After the war, Troughton returned to the theatre working with the Amersham Repertory Company, the Bristol Old Vic Company and the Pilgrim Players at the Mercury Theatre, Notting Hill Gate. He made his television debut in 1947 and his fim debut a year later. In 1953 he became the first actor to play Robin Hood on television, starring in six half-hour episodes broadcast from 17 March to 21 April on the BBC. Troughton's other notable film and television roles included Kettle in Chance of a Lifetime (1950), Sir Andrew Ffoulkes in The Scarlet Pimpernel (1955), Phineas inJason and the Argonauts (1963), Quilp in The Old Curiosity Shop (1962), Paul of Tarsus (BBC 1960, title role), Dr. Finlay's Casebook (BBC 1962, semiregular). He voiced Winston Smith in a 1965 BBC Home Service radio adaptation of Nineteen Eighty-Four. Prior to Doctor Who he appeared in numerous TV shows including, The Count of Monte Cristo, Ivanhoe, Dial 999, Danger Man, Maigret, Compact, The Third Man, Crane, Detective, Sherlock Holmes, No Hiding Place, The Saint, Armchair Theatre, The Wednesday Play, Z-Cars, Adam Adamant Lives! and Softly, Softly.

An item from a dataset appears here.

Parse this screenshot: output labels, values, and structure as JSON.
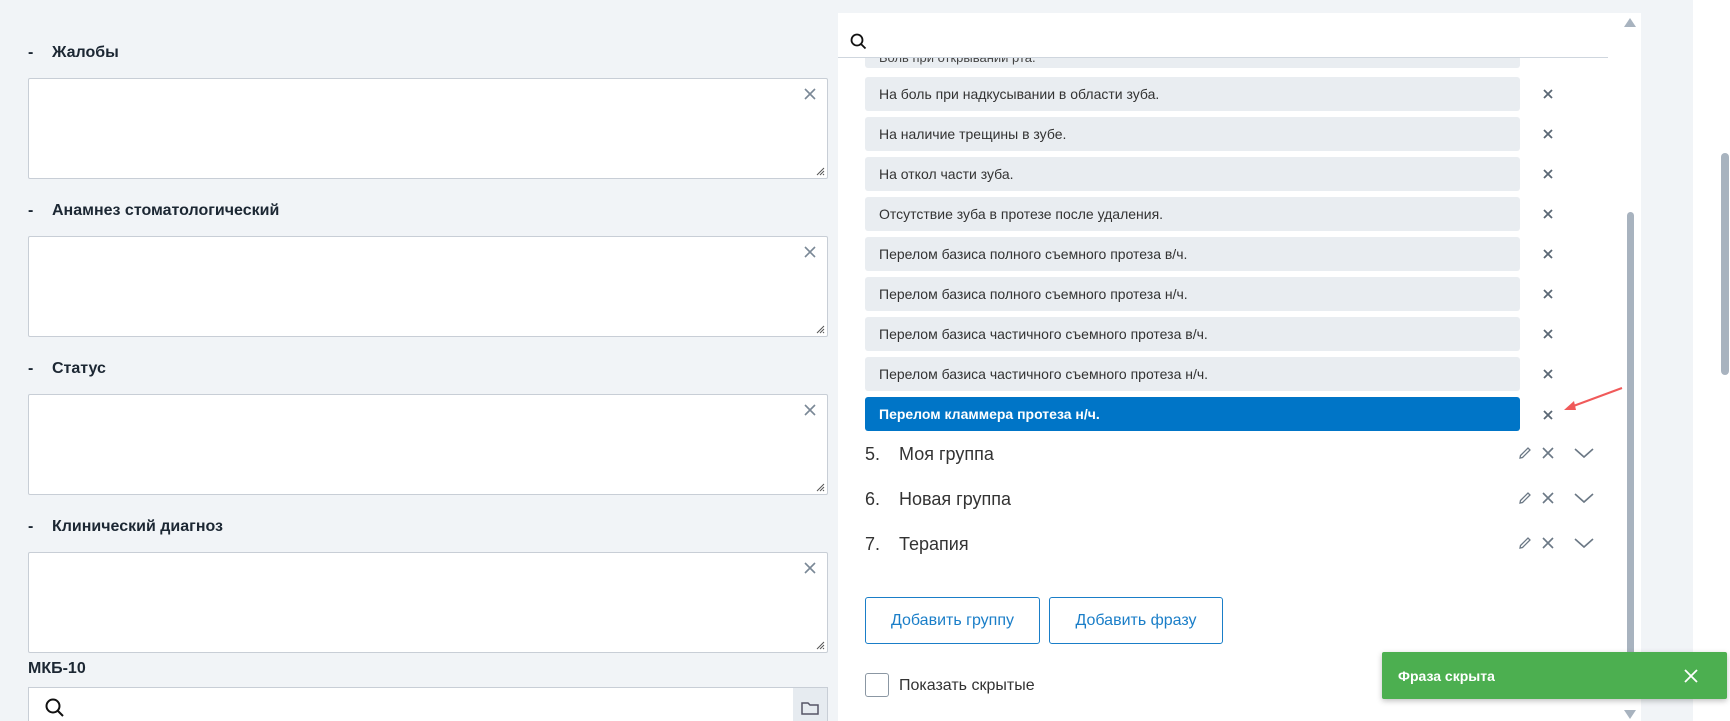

In 1966, Doctor Who producer Innes Lloyd cast Troughton in the series, replacing {p1}}. Lloyd later stated that Hartnell had approved of the choice, saying, "There's only one man in England who can take over, and that's Patrick Troughton". Doctor Who creator Sydney Newman suggested he play the role as a "cosmic hobo" in the mould of Charlie Chaplin.

Producer Lloyd credited Troughton with a "leading actor's temperament. He was a father figure to the whole company and hence could embrace it and sweep it along with him". Troughton found Doctor Who's schedule gruelling, and decided to leave the series in 1969, after three years in the role. He later returned to the series on three separate occasions.

After Troughton left the series, he appeared in various films and television roles. Film roles included Klove in Scars of Dracula (1970), Father Brennan in The Omen (1976) and Melanthius in Sinbad and the Eye of the Tiger (1977). Television roles included the recurring role of Thomas Howard, 3rd Duke of Norfolk in five of the six episodes of The Six Wives of Henry VIII (1970), the villainous Nasca in Thames Television's Aztec-themed drama The Feathered Serpent (1976-1978), a guest starring spot in the comedy series The Goodies in the episode "The Baddies", as well as episodes of Paul Temple, Dr. Finlay Casebook, Doomwatch, The Persuaders!, A Family at War, Coronation Street, Softly, Softly: Taskforce, Colditz, Play for Today, Z-Cars, Special Branch, Sutherland's Law, The Sweeney, Jason King,Survivors, Crown Court, Angels, Warship, Van der Valk, Space: 1999, The Onedin Line, All Creatures Great and Small, Only When I Laugh (Series 2, Total Episode #9), Nanny, Minder, and the first episode ofInspector Morse. He portrayed Cole Hawlings in a BBC Television dramatisation of the John Masefield children's book The Box of Delights (1984).

Troughton's suffered two major heart attacks, one in 1978 and the other in 1984, which prevented him from working for several months. On Friday, 27 March 1987, Troughton was a guest at the Magnum Opus Con II science fictionC onvention in Columbus, Georgia, USA. He suffered a third and final heart attack at 7:25 a.m. the next day.

Troughton was married three times. He had two daughters and four sons, as well as a stepdaughter and stepson.

The actor is played by Reece Shearsmith in the 50th Anniversary drama An Adventure In Space And Time.